Whether you’ve been in the business for 5, 15 or 50 years, every managing broker needs a succession plan. A clear plan that identifies a qualified licensee who can manage your brokerage when it’s time for you to step away from the business, or in case of a sudden emergency, makes good business sense. A written succession plan outlining how and when a new leader can take charge will reduce the chances of interruption in the brokerage’s licensing, and ensure that your clients’ best interests are protected.
By developing a succession plan so that there is a qualified managing broker or associate broker ready to step in when needed, you won’t have to worry about whether the licensees in your brokerage will be able to continue working should you need to leave unexpectedly or through a planned retirement. You’ll have assurance that the business of the brokerage can carry on without interruption, overseen by a capable managing broker (or brokers) familiar with the brokerage’s practices and procedures, and licensed in all the necessary categories.
A succession plan is also an important part of protecting the public. The role of the managing broker is crucial to ensuring that the brokerage carries out it duties under the Real Estate Services Act (RESA). A managing broker is expected to be in active charge of the brokerage, to ensure that the business of the brokerage is carried out competently and that licensees and employees at the brokerage are adequately supervised. That includes ensuring that trust accounts and records are properly maintained, and that there is appropriate management and control of documents.
Succession planning is becoming increasingly important for many brokerages across BC. According to the Council’s licensing records, managing brokers over the age of 50 are currently managing 79% of all the province’s licensees. In fact, 46% of licensees are supervised by managing brokers over the age of 60.
When building your succession plan, here are a few points to keep in mind:
- A managing broker is essential. Under section 6 of the RESA, a brokerage must have a managing broker, and can only provide the categories of real estate services for which the managing broker is licensed. That means a managing broker licensed to provide trading services and rental property management services cannot manage a strata brokerage.
- Are there internal candidates? As you train and mentor the licensees at your brokerage, you can assess their potential to fill the role of managing broker. Develop a list of key qualifications that a new managing broker at your brokerage would need.
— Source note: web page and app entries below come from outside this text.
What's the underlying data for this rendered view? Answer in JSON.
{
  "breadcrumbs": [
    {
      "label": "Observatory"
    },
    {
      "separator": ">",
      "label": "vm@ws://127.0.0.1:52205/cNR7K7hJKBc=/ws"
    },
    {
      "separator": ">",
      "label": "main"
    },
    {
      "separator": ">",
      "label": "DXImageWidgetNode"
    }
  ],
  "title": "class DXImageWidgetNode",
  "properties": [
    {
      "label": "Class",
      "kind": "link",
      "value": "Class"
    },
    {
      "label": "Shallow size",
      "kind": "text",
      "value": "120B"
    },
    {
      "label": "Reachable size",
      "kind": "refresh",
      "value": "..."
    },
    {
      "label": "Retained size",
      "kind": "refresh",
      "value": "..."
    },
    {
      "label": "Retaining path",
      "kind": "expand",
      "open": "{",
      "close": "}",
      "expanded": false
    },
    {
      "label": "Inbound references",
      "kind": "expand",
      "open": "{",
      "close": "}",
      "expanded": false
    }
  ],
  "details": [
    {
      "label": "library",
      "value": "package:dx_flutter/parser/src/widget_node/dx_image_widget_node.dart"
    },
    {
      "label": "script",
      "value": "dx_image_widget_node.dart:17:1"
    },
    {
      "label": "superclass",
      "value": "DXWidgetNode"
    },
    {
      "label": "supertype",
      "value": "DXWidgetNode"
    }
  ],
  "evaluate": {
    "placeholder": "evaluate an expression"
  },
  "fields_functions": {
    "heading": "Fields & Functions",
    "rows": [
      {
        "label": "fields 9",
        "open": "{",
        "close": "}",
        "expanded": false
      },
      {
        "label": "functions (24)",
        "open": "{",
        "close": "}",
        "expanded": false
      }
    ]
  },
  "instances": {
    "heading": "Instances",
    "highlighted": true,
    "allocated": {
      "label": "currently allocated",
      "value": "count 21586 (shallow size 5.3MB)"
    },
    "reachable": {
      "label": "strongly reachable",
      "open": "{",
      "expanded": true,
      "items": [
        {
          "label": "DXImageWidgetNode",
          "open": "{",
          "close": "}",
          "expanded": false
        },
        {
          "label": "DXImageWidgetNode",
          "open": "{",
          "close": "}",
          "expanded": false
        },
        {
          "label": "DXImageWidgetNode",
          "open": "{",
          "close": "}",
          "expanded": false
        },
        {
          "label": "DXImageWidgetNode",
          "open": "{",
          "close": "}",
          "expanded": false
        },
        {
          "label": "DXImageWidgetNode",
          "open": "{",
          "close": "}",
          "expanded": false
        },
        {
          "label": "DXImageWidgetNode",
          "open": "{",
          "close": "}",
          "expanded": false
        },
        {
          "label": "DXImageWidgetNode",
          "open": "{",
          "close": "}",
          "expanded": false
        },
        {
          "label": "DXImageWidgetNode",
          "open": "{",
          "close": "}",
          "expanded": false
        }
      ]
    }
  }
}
Encourage promising licensees to pursue the qualifications to become an associate or managing broker.
- Do they know the brokerage history? A new managing broker should review the brokerage’s books and records for previous years, to ensure that the brokerage has been in compliance with all the requirements of the RESA, Rules and the Council’s guidelines for record-keeping.
- Document short-term delegation. As a managing broker, you may periodically delegate responsibilities to another experienced licensee, preferably an associate broker — for example, as vacation coverage. When delegating tasks, make sure the agreed-upon responsibilities are clearly outlined in a written document, specifying the individual who has accepted the responsibilities, and the start and end date of the delegation. Let licensees at the brokerage know who has taken on your duties in your absence, and inform the Council as far in advance as possible of your planned absence. And remember — even when tasks are delegated, the control and conduct of the brokerage’s business remains the ultimate responsibility of the managing broker. For more information, see Delegation in the Brokerage Standards Manual.
- When you step down, will there be other changes? As well as a managing broker, are you also a partner, director or officer of the brokerage? Section 2-22 of the Rules requires brokerages to promptly notify the Council in writing of brokerage business changes, such as changes in partners, directors or officers.
- Do you own the business? If you are the sole director of the brokerage, as well as the managing broker, there are additional considerations you should keep in mind when planning for the future. Have you made arrangements to enable the business to continue should you become ill, incapacitated or deceased?
- Keep the plan current. Review your succession plan periodically, to ensure that the strategy you’ve outlined is still appropriate.